→ WHAT YOU SHOULD DO: Whenever the word "after" turns up in a line of the data below, copy that line.

→ THE DATA:
- Opening Delimiter -

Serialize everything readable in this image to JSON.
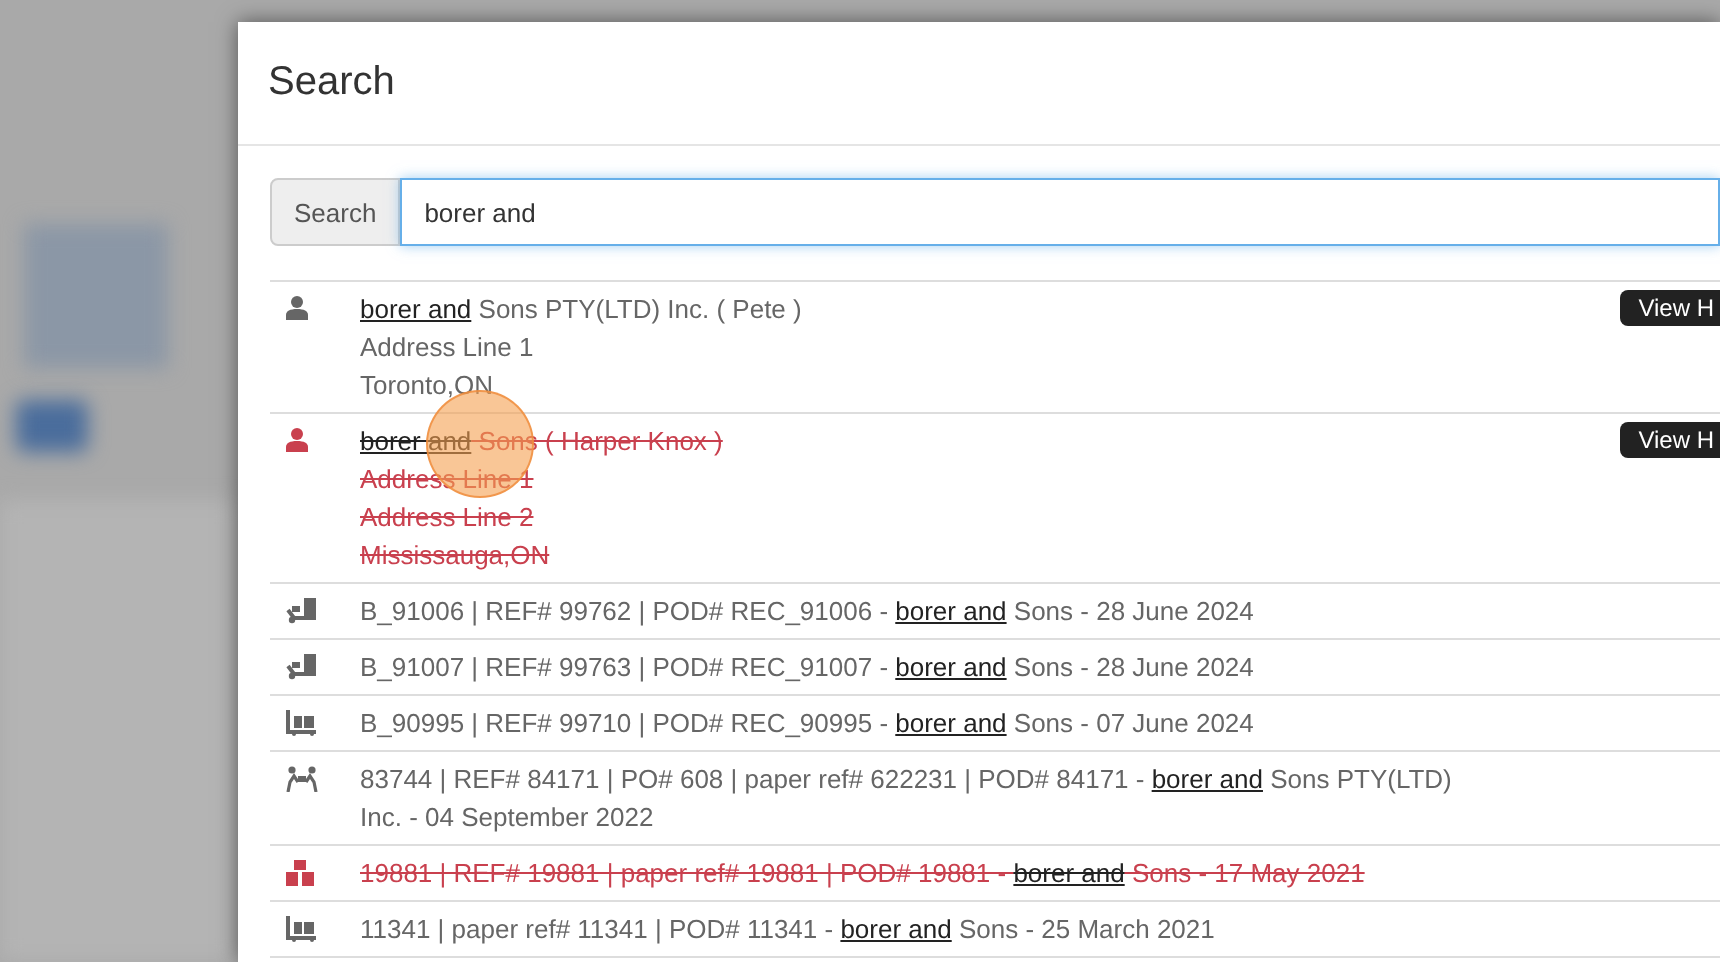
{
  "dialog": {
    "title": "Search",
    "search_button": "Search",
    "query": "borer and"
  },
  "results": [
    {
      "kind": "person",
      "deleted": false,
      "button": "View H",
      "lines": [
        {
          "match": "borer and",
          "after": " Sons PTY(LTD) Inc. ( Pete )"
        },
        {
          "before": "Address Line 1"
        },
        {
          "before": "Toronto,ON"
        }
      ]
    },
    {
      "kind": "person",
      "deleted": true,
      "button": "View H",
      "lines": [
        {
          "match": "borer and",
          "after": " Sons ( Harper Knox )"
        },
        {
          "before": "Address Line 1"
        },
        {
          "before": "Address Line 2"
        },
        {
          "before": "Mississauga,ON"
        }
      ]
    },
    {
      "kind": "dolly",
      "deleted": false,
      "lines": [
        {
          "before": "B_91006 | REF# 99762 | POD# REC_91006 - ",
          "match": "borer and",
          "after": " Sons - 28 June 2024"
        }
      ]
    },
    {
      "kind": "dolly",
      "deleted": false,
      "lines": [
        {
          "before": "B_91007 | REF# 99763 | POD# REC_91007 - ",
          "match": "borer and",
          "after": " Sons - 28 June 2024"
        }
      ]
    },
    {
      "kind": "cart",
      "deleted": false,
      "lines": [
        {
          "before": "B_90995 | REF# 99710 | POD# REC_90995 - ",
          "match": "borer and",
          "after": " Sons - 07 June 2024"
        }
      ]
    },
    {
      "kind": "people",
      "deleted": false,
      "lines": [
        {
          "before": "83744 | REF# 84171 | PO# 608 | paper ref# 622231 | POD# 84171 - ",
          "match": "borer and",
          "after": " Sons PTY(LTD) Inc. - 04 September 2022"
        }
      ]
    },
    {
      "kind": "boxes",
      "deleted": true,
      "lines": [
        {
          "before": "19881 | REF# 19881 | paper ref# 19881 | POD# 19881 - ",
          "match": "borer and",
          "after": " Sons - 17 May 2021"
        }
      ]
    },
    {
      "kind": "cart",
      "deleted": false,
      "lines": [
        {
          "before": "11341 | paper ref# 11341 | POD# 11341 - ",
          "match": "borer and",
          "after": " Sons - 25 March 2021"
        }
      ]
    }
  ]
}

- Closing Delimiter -

→ WRITTEN ANSWER:
          "after": " Sons PTY(LTD) Inc. ( Pete )"
          "after": " Sons ( Harper Knox )"
          "after": " Sons - 28 June 2024"
          "after": " Sons - 28 June 2024"
          "after": " Sons - 07 June 2024"
          "after": " Sons PTY(LTD) Inc. - 04 September 2022"
          "after": " Sons - 17 May 2021"
          "after": " Sons - 25 March 2021"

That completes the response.